I’m visiting Hawai’i next month to teach two days of courses about WordPress, as I mentioned in Trip to Hawai’i – the Visitor’s Visa. Little did I know that the Visitor’s Visa was just the first in a series of hoops I have had to jump through.
A couple of weeks ago the nice folks at the University sent me a bunch of PDF forms I had to complete relating to tax matters and being a visiting foreigner in the US. One of those forms enables me to obtain an ITIN — that’s a magic tax number which will mean 30% of the meagre payments made to me will not be withheld.
I completed the 1 page form, with the assistance (more or less) of 8 pages of instructions. The final matter was to attach a copy of my passport.
But not just a copy, it had to be a notarised copy. And it had to be notarised by one of the people on the official list. Luckily a local lawyer in Newtown was on that list.
I visited the lawyer on Wednesday and paid $20 for him to photocopy the passport, scrutinise the instructions for the form and affix his rubber stamp, his red seal and his signature. I’ve added to this post a low resolution, small scan of the document, with some parts blurred out for safety.
Then the notary pointed out I would have to obtain an apostille. At least, he thought I probably did — between his legal knowledge and both of us reading the instructions numerous times it seemed as though maybe I would have to do that. Perhaps.
An apostille, I thought. What the heck is that? Good old Google had the answer.
For a further $40 the department of Internal Affairs take a look at the documents and verify the authenticity of the notary’s certification of the copy of my passport. Then they add a fancy bit of paper with a signature, a red seal and a fancy blue ribbon. The two pages now must be forever joined. Again, there’s a small, fuzzy image below.
Quite frankly I’m surprised that was sufficient verification of my identity. I’d rather expect the next step to be a personal note from The Queen — provided she’d been authenticated by the US President, of course. Oh, and then maybe God should join in too.
There are many more hurdles yet, I realise: airport security, Immigration and Customs at the US entry point, who knows!

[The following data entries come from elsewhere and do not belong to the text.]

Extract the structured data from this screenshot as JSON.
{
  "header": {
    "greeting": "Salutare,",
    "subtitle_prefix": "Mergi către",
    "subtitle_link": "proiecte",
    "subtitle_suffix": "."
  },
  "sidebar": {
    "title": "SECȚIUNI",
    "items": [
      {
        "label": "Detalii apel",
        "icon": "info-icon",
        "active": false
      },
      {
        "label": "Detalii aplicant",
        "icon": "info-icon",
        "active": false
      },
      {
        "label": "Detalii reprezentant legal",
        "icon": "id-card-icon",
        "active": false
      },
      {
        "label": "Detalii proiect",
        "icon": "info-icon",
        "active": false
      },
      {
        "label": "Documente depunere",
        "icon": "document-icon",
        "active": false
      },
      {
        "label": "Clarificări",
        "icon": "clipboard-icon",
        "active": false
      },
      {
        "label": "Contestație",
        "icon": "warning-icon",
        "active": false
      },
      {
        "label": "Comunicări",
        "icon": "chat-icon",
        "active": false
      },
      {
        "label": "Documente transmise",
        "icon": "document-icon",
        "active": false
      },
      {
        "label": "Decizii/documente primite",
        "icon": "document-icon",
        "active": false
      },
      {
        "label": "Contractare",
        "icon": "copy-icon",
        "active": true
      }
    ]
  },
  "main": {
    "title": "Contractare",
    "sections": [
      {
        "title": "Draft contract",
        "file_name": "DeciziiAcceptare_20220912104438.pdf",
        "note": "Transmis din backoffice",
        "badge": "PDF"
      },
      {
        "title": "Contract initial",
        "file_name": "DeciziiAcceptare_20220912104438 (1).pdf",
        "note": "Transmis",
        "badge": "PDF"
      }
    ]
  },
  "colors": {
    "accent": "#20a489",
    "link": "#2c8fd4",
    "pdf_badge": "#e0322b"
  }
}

Perhaps even the bus drivers will want me to prove I’m not some kind of illegal alien with mal intent.
In spite of all of this form filling and hurdle jumping I am still looking forward to my trip to Honolulu and the Big Island, but ultimately it would have been a whole lot easier, and probably cheaper, to have just gone for a holiday.